For life-long behavioral changes, a patient with BPD should learn relaxation techniques for anxiety; learn to discuss “maladaptive patterns of expressing anger” with a nurse before discharge and gain insight into the original source of the anger. She must also learn to “interact with patients and staff on the unit in both social and therapeutic activities without difficulty.”
Before discharge, the individual must also “be able to distinguish her own thoughts, feelings, behaviors, and image” from others’. She should “exhibit increased feelings of self-worth” – as evidenced by talking about positive aspects of herself, her past experiences and her future goals.
To return to Dr. Muskovitz’s book, in which he presents the “composite” story of a borderline known as “Sara,” he says, “For years, we have kept your diagnosis secret from you for fear you would be wounded and flee. By keeping secrets, we have promoted misunderstandings and misalliances, both with you and among those involved in your treatment. We may have inadvertently reenacted some of the same family dynamics that have caused you pain for years, for family secrets are a way of life for most people with BPD.”
“This book is intended to let you in on the secret.”
Lost in the Mirror: An Inside Look at Borderline Personality Disorder. Richard A. Moskovitz, M.D. 1996. Selected quotes throughout book.
Nursing Diagnoses in Psychiatric Nursing: A Pocket Guide for Care Plan Construction, Third Edition, Mary C. Townsend, 1994. “Borderline Personality Disorder.” “Interventions with Selected Rationales.” “Short-term goals” and “Long-term goals” for borderline personality disorder and anxiety.
“Borderline Personality Disorder – Treatment Overview” on Yahoo! Health. “Symptoms” and “Management of Symptoms.” Author: Jeannette Curtis; medical review by Kathleen Romito, M.D., family medicine and Lisa S Weinstock, M.D., psychiatry. Last updated 3-26-07. Retrieved 5-27-08.
http://www.mayoclinic.com/health/personality-disorders. “Definition” of BPD. Retrieved 8-1-09.
http://www.stanford.edu/~corelle/borderline.html. “Borderline Personality Disorders.” “Diagnosis” and “Etiology.” Richard Corelli, M.D. Retrieved 5-27-08.

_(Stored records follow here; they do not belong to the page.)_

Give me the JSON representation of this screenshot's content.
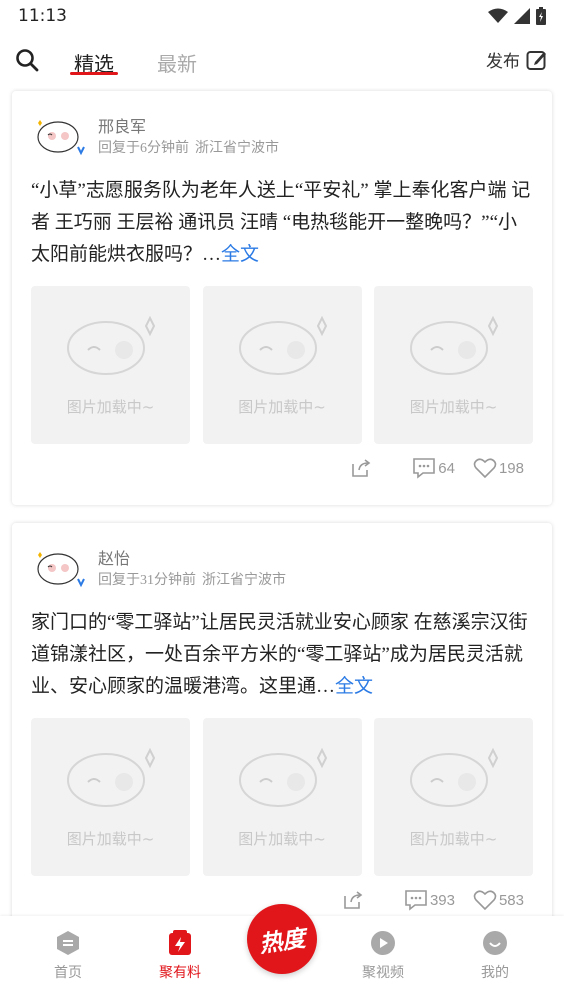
{
  "status_bar": {
    "time": "11:13"
  },
  "top_bar": {
    "tabs": [
      {
        "label": "精选"
      },
      {
        "label": "最新"
      }
    ],
    "publish_label": "发布"
  },
  "posts": [
    {
      "author": "邢良军",
      "reply_time": "回复于6分钟前",
      "location": "浙江省宁波市",
      "text": "“小草”志愿服务队为老年人送上“平安礼” 掌上奉化客户端 记者 王巧丽 王层裕 通讯员 汪晴 “电热毯能开一整晚吗？”“小太阳前能烘衣服吗？…",
      "full_link": "全文",
      "image_placeholder": "图片加载中~",
      "comments": "64",
      "likes": "198"
    },
    {
      "author": "赵怡",
      "reply_time": "回复于31分钟前",
      "location": "浙江省宁波市",
      "text": "家门口的“零工驿站”让居民灵活就业安心顾家 在慈溪宗汉街道锦漾社区，一处百余平方米的“零工驿站”成为居民灵活就业、安心顾家的温暖港湾。这里通…",
      "full_link": "全文",
      "image_placeholder": "图片加载中~",
      "comments": "393",
      "likes": "583"
    }
  ],
  "bottom_nav": {
    "items": [
      {
        "label": "首页",
        "icon": "home-icon"
      },
      {
        "label": "聚有料",
        "icon": "lightning-icon"
      },
      {
        "label": "聚视频",
        "icon": "play-icon"
      },
      {
        "label": "我的",
        "icon": "profile-icon"
      }
    ],
    "center_label": "热度"
  },
  "colors": {
    "accent": "#e0161b",
    "link": "#2c7be5"
  }
}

http://www.allpsych.com/disorders/personality/borderline.html. “Psychiatric Disorders.” Borderline personality disorder. “Prognosis.” By Allpsych and the Heffner Media Group, Inc. Last updated May 15, 2004. Retrieved on 8-1-09.